[[ DATA TO EXAMINE open ]]
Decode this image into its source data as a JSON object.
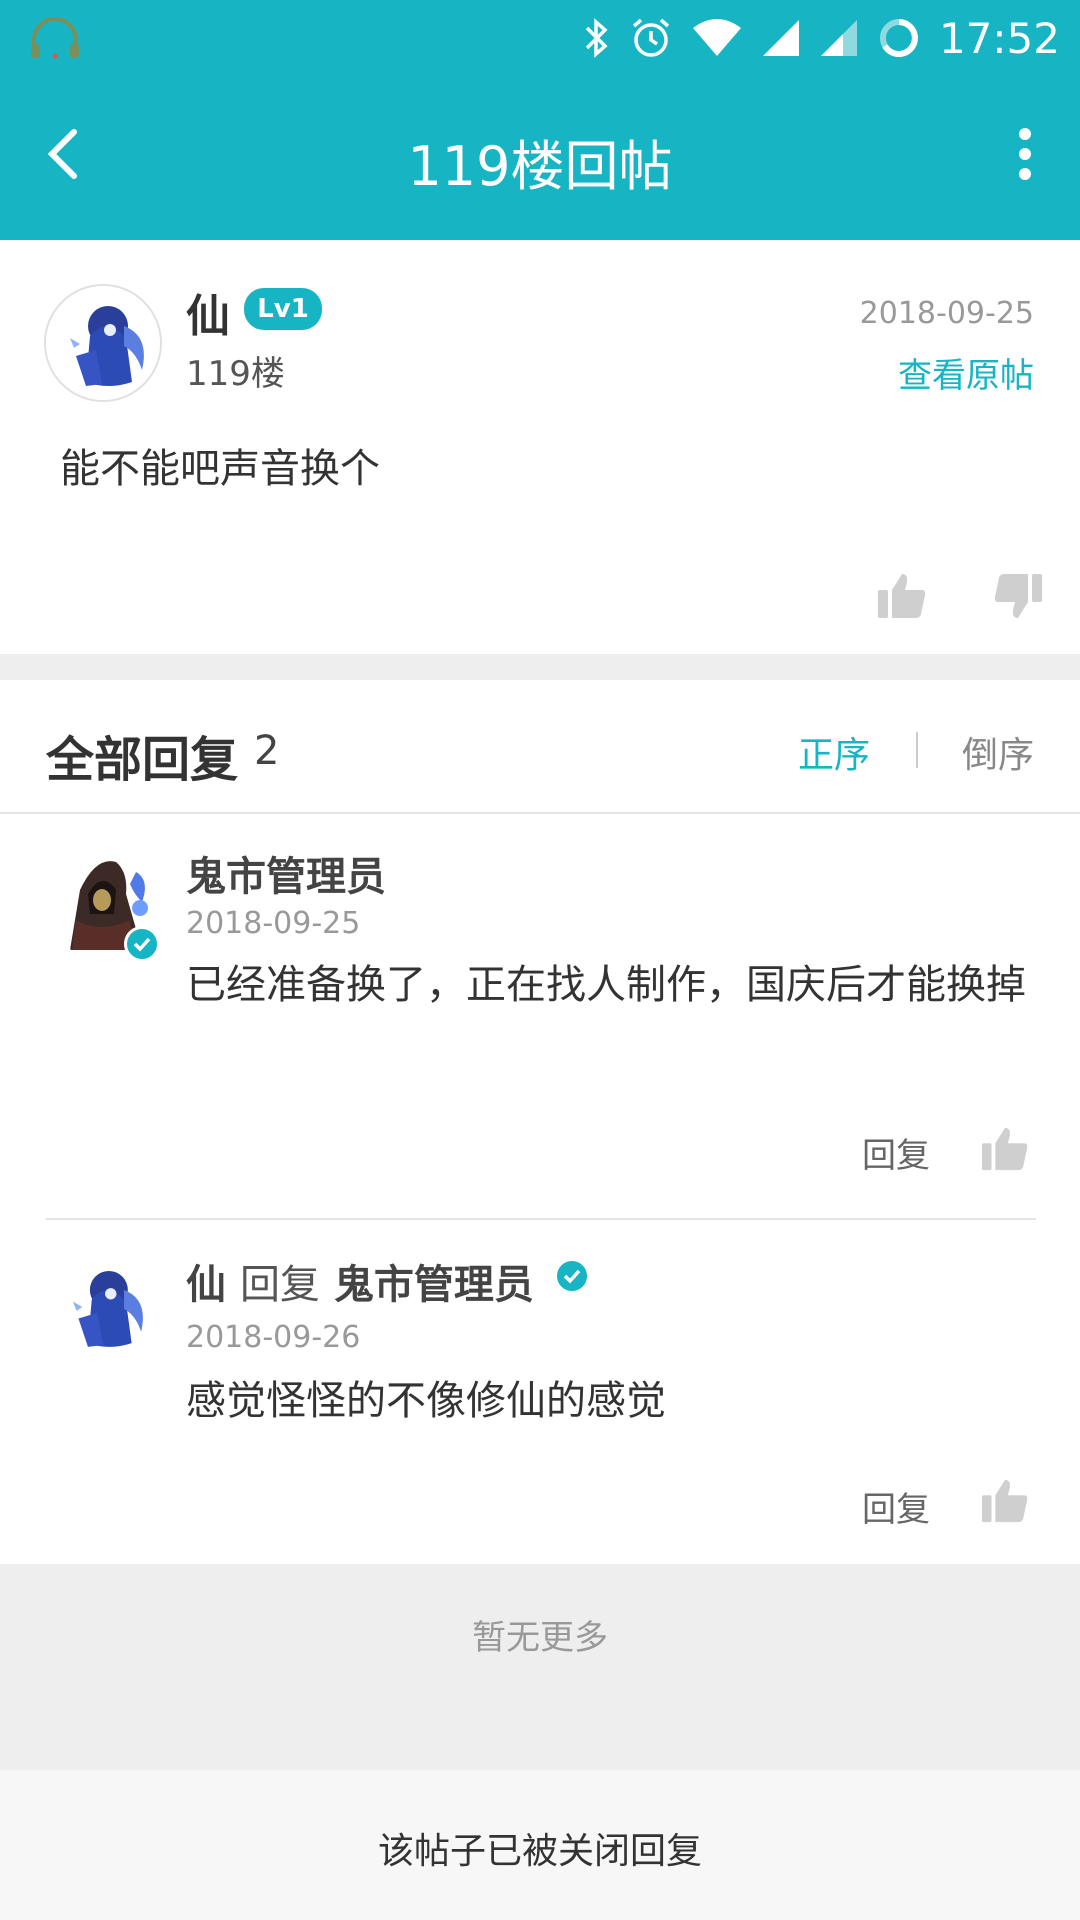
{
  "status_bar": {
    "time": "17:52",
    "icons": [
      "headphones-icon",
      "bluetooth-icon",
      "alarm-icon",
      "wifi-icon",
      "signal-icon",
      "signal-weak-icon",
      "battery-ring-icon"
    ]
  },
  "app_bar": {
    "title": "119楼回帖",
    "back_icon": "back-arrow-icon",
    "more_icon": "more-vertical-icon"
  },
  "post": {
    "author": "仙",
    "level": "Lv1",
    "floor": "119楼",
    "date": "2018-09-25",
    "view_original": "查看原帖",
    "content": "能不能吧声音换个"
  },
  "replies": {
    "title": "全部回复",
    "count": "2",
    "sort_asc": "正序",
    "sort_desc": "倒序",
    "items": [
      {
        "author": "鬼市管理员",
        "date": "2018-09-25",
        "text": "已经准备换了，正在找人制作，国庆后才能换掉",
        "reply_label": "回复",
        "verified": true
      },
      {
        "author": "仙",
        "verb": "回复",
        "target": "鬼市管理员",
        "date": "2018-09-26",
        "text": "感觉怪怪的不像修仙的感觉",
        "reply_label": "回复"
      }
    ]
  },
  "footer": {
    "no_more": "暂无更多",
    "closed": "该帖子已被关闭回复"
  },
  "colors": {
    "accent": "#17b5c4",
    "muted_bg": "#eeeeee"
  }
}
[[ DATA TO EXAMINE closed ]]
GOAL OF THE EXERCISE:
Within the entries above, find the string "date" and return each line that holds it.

ANSWER FOR THIS EXERCISE:
    "date": "2018-09-25",
        "date": "2018-09-25",
        "date": "2018-09-26",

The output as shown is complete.